Steady on Raphael, I’m not one for the rack! One might contend that Torquemada’s principles were compromised by the agenda of the Spanish monarchy, which was busily consolidating a nascent Spanish (or at least Castilian) state, but then I’m no expert on Spanish history. Certainly, we would agree that his methods were objectionable (to say the least), though probably par for the course in those (not so) good old days. As for Joseph McCarthy, I seem to remember that he was a rather hysterical senator who was exceedingly intolerant of people who did not share his value system and sought to freeze them out of jobs, careers and positions of responsibility. Actually, that sounds remarkably like what you are expecting the MEPs to do to Dr Tonio Borg, effectively because he is a traditional Catholic. By the way, I am reasonably aware that the Maltese do not vote for the EU Commissioners, though I’m not quite sure who (if anyone) does. There’s a fellow on YouTube who does rather rant on about it, presenting it as evidence of the “democratic deficit” in the EU. Nevertheless, when I spoke of electorate, I did mean the local electorate… After all, a general election is on the cards and having a candidate who clearly declares his position and his values is almost invigorating.
Raphael Vassallo
Miffy - the Maltese electorate does not vote for EU Commissioners (which is probabyl just as well). Meanwhile Torquemada was also a man of sound principles - by your definition, at any rate. So was Joseph McCarthy.
Raphael Vassallo
Miffy - the Maltese electorate does not vote for EU Commissioners (which is probabyl just as well). Meanwhile Torquemada was also a man of sound principles - by your definition, at any rate. So was Joseph McCarthy.
Mark Anthony Mifsud
Good Heavens, Raphael! You’ve gone to great lengths to present Dr Tonio Borg as a man of sound principles; possibly not principles you might agree with, but principles none the less. Jolly nice of you to remind the electorate that he is worthy of some respect.
Mark Anthony Mifsud
Good Heavens, Raphael! You’ve gone to great lengths to present Dr Tonio Borg as a man of sound principles; possibly not principles you might agree with, but principles none the less. Jolly nice of you to remind the electorate that he is worthy of some respect.
Dominic Chircop
Perhaps many people may not know that the E.U. is presently financing research in stem cell surgery.
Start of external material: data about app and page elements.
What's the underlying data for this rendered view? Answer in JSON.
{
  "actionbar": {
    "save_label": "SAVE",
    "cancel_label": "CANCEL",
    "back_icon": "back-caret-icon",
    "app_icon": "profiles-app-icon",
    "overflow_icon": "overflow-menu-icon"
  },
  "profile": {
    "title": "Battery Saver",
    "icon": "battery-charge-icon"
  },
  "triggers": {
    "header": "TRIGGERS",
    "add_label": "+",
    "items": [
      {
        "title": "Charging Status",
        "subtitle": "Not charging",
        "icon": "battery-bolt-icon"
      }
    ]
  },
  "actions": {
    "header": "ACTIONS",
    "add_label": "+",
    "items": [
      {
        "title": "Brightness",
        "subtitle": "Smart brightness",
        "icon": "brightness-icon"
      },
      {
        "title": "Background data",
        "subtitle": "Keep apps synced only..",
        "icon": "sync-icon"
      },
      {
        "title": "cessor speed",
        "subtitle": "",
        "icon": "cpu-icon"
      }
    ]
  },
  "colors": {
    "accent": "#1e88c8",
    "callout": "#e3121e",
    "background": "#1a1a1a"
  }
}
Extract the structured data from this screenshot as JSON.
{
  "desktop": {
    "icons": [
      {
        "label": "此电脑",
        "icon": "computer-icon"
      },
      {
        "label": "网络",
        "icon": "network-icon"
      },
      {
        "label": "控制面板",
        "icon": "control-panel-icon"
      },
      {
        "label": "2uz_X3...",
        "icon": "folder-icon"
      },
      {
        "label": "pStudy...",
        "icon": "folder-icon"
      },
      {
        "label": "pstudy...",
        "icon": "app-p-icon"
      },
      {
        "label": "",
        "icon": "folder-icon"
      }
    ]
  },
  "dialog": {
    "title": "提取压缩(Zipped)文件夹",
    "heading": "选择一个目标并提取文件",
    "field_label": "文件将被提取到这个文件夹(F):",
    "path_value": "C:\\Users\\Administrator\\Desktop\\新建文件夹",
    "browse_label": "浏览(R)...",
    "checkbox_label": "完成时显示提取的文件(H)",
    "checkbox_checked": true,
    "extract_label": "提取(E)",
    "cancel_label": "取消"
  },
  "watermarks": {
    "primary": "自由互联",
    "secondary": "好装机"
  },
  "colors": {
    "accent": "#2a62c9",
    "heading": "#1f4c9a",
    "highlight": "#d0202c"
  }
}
Is Dr Tonio Borg ready to put aside his reservations on this matter ? Or will he tell MEP's that he is an avid hater of embryo freezing ? Shame on you Joseph Muscat !!
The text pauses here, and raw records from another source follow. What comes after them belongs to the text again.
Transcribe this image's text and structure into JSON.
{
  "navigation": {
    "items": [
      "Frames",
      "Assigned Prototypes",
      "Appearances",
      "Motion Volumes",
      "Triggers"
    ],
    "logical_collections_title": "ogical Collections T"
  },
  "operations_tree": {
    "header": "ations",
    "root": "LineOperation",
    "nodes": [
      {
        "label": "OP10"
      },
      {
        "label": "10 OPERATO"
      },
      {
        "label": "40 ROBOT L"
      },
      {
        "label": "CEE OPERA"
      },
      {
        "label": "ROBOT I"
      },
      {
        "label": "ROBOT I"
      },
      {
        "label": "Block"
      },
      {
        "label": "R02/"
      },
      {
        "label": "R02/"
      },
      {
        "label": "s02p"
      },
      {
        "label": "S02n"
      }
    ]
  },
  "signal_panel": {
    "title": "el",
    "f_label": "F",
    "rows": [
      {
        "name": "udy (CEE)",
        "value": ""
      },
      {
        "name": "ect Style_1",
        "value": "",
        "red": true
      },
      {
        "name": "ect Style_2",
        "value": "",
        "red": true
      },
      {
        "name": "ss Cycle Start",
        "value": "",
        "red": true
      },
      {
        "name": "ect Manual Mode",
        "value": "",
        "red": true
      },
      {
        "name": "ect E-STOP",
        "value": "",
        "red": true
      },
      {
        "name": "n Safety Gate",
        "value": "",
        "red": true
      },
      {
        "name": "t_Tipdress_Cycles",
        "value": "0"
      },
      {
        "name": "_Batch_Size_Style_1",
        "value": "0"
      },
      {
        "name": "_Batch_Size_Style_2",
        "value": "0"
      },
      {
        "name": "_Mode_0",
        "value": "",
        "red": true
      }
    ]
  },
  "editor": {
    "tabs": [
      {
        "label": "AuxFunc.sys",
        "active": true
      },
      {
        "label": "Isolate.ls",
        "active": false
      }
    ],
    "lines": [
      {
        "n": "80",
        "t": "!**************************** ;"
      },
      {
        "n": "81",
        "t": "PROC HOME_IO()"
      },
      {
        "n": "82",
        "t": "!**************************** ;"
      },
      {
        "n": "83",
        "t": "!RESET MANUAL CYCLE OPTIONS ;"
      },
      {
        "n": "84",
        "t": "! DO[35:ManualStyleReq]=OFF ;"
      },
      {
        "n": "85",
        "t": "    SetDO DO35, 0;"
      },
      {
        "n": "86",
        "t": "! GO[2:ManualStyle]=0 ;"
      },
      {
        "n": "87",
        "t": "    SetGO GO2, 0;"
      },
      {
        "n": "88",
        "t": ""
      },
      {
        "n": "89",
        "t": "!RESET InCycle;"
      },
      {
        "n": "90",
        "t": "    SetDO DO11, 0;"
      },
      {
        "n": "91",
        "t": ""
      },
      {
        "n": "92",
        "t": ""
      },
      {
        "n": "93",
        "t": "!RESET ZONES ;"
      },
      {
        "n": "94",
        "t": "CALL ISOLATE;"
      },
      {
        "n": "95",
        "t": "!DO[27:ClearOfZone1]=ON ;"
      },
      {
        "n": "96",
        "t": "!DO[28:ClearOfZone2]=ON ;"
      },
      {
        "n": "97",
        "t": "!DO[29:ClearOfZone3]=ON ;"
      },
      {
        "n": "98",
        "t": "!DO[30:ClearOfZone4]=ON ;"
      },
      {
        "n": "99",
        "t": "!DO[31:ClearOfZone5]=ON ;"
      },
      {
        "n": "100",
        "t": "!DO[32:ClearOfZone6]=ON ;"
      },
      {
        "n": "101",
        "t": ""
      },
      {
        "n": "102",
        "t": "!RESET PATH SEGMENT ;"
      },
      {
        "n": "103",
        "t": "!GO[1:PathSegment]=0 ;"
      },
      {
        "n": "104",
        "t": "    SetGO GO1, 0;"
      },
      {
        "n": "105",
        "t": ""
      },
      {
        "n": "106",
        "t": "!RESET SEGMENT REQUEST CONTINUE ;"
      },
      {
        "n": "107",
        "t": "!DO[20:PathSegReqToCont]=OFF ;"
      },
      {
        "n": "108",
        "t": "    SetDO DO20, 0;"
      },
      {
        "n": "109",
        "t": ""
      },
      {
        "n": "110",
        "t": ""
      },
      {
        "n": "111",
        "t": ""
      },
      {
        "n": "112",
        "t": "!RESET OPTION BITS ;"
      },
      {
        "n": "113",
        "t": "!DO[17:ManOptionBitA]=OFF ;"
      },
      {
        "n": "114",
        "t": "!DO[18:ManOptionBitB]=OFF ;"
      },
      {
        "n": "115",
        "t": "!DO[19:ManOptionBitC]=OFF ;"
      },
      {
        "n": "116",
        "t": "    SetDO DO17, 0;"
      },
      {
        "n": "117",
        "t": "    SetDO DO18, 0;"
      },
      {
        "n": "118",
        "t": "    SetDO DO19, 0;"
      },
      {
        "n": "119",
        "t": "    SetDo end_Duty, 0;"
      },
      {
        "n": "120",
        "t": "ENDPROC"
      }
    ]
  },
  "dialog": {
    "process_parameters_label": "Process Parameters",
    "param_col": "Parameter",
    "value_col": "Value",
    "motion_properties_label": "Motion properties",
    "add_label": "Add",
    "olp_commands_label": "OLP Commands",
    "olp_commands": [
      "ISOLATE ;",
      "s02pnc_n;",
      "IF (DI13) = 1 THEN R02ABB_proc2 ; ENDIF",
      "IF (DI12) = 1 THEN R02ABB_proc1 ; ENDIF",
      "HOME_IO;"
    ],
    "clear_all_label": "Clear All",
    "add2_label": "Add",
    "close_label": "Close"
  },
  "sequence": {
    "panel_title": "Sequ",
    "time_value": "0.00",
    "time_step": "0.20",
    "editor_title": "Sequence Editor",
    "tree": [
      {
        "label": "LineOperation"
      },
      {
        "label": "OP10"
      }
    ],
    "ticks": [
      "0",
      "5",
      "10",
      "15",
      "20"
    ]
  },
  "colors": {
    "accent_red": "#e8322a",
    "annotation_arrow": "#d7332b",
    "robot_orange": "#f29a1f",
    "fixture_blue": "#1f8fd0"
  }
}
daniel li
Tonio Borg is not capable of representing Malta at a flea market let alone in any European Commission .
GRACE PAVIA
How to demolish an appointee in one short essay.